“At challenge,” she writes, “is how the venture was designed so immediately: with modular units built in a Vallejo manufacturing unit. Each and every unit was trucked across the Bay Bridge, strung from a crane and locked in position like a big Lego generation. San Francisco unions never like the strategy simply because it leaves them out, but thinking about the city’s extraordinary homelessness crisis, Town Hall can’t afford to pay for to toss the plan.”
Manufacturing unit OS employs unionized personnel, but by an agreement with the carpenters’ union, personnel execute a wide range of responsibilities on the housing assembly line, instead than obtaining the operate divvied up amid experts, and the business employs lots of former jail inmates.
Politically influential building trades unions are pushing San Francisco’s city officers to make 833 Bryant St. a 1-time function somewhat than the beginning of a development.
Larry Mazzola Jr., president of the San Francisco Setting up and Development Trades Council, is sending a letter to Mayor London Breed and town supervisors criticizing the project’s “mistakes and about-prices.”
“The top quality is crap, to place it essentially,” Mazzola informed Knight “They don’t have plumbers performing the plumbing. They really do not have electricians executing electrical. They get them from San Quentin, and they are not skilled at all. We’re likely to battle vigorously with the city not to do any more of these.”

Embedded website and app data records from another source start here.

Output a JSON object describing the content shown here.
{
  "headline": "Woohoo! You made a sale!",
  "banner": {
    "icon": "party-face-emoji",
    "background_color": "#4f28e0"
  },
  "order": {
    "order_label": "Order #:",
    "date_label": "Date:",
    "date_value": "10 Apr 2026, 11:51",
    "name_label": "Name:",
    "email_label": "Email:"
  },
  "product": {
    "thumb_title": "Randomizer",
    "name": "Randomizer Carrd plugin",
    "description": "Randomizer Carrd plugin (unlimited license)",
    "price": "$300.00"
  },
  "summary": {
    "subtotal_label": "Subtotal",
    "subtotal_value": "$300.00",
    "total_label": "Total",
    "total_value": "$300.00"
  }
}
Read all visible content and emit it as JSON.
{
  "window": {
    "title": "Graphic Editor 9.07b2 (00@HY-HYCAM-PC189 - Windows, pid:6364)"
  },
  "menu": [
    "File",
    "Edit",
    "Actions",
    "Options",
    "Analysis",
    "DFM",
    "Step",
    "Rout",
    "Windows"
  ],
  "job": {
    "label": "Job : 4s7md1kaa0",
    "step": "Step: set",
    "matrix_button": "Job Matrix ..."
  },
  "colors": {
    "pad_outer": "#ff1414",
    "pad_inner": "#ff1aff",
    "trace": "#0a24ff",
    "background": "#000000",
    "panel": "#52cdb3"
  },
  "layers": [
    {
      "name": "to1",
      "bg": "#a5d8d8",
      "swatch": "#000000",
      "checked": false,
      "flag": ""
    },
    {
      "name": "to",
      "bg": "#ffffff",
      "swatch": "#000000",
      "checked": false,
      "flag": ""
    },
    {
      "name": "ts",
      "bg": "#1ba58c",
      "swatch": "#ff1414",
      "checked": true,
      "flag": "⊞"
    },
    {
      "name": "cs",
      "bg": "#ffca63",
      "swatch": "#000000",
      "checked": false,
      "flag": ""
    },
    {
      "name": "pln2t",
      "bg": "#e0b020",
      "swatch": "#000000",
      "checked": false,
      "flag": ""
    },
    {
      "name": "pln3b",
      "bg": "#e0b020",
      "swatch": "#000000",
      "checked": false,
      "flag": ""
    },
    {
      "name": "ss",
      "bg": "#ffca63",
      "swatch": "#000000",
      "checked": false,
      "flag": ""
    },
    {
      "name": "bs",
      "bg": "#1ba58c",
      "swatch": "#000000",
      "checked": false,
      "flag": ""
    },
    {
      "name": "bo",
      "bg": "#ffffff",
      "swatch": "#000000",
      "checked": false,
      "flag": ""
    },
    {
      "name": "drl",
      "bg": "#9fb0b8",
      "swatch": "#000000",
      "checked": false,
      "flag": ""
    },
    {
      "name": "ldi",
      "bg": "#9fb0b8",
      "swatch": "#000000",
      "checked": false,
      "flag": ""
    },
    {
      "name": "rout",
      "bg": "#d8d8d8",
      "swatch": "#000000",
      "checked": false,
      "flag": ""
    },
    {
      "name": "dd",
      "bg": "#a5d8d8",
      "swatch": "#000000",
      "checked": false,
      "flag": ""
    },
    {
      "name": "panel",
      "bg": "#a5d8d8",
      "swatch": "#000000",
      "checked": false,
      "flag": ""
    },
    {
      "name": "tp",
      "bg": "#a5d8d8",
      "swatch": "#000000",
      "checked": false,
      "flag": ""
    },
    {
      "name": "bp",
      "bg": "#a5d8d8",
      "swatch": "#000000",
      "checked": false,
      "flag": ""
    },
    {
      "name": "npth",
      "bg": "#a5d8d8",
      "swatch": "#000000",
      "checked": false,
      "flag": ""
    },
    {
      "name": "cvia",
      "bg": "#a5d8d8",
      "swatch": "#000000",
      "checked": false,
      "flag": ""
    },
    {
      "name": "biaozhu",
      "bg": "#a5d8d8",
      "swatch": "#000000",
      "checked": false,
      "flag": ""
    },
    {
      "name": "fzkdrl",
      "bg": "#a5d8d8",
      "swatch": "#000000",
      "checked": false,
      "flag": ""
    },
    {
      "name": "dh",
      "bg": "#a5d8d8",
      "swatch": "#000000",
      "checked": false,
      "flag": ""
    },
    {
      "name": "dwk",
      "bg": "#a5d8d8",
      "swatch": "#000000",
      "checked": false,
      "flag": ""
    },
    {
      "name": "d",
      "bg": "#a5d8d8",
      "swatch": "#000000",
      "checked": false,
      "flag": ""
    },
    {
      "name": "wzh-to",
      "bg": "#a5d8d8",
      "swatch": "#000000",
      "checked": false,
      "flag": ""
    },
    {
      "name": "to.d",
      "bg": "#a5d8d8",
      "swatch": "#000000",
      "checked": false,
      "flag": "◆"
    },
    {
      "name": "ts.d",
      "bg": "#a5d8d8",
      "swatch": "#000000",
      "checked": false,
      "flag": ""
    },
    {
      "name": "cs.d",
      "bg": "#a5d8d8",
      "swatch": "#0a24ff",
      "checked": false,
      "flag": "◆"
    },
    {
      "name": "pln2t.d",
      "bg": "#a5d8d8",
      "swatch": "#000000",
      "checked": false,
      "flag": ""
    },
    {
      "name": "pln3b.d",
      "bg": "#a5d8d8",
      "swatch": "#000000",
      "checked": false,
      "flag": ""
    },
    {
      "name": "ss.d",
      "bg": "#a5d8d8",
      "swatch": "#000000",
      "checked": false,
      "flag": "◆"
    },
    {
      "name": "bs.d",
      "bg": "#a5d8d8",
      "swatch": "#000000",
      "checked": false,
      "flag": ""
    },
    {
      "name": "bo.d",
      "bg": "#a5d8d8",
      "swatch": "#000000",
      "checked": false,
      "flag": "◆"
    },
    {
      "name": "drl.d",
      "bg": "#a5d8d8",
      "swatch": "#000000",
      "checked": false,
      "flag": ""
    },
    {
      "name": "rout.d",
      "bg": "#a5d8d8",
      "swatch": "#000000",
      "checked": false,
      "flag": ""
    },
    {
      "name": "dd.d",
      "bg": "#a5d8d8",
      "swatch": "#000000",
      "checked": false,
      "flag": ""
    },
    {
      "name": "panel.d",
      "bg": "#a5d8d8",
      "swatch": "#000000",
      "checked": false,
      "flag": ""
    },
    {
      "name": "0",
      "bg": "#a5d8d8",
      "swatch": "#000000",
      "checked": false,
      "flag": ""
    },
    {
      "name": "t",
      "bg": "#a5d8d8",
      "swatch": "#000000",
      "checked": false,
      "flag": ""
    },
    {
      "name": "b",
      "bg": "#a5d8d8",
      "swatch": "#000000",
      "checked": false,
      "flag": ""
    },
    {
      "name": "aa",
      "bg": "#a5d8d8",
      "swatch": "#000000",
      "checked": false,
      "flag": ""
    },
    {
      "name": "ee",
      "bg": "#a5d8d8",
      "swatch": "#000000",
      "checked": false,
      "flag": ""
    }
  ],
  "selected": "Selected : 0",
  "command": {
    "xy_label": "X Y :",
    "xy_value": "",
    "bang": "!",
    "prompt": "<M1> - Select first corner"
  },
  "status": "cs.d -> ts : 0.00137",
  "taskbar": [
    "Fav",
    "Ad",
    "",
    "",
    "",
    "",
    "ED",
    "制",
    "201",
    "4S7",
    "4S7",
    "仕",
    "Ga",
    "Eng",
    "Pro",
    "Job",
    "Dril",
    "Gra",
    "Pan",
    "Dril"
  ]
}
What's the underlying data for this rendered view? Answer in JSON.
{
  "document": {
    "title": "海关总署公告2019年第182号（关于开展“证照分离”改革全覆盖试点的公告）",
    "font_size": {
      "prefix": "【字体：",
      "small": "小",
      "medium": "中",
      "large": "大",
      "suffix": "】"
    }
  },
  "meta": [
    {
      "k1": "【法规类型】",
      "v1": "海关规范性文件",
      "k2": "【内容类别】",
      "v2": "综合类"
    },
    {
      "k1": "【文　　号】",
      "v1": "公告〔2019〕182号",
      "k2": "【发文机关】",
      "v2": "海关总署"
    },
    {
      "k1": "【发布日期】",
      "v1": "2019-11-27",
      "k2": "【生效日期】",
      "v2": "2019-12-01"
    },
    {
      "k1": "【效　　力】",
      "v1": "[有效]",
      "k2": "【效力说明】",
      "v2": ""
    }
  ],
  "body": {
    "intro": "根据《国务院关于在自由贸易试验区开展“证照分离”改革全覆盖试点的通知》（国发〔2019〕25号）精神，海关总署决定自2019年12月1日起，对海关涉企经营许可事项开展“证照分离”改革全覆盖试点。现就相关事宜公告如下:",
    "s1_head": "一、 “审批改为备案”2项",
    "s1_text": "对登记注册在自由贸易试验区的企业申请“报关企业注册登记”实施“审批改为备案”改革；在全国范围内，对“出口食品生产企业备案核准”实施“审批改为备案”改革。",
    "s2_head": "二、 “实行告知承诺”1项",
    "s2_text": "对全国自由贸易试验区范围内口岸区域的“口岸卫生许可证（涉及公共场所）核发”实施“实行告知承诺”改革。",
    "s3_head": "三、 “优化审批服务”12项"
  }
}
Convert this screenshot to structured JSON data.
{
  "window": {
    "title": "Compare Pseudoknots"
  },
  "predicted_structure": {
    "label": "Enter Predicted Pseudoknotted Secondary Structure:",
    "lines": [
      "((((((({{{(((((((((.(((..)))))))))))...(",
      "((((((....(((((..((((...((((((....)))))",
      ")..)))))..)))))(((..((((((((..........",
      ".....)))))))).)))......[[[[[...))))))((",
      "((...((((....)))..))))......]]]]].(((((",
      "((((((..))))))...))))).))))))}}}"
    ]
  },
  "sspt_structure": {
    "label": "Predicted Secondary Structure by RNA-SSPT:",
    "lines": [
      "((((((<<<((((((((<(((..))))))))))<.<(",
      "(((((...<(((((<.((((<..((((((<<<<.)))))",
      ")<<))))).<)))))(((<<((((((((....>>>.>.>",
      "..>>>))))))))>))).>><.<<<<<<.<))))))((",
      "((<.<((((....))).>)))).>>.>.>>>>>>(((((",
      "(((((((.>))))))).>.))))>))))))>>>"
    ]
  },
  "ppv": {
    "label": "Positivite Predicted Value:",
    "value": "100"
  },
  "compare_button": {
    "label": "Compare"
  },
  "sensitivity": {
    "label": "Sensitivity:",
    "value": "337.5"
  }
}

Modular housing is not a panacea for California’s housing woes, but it specials with a single big variable. The question is irrespective of whether politicians will embrace it or strangle it.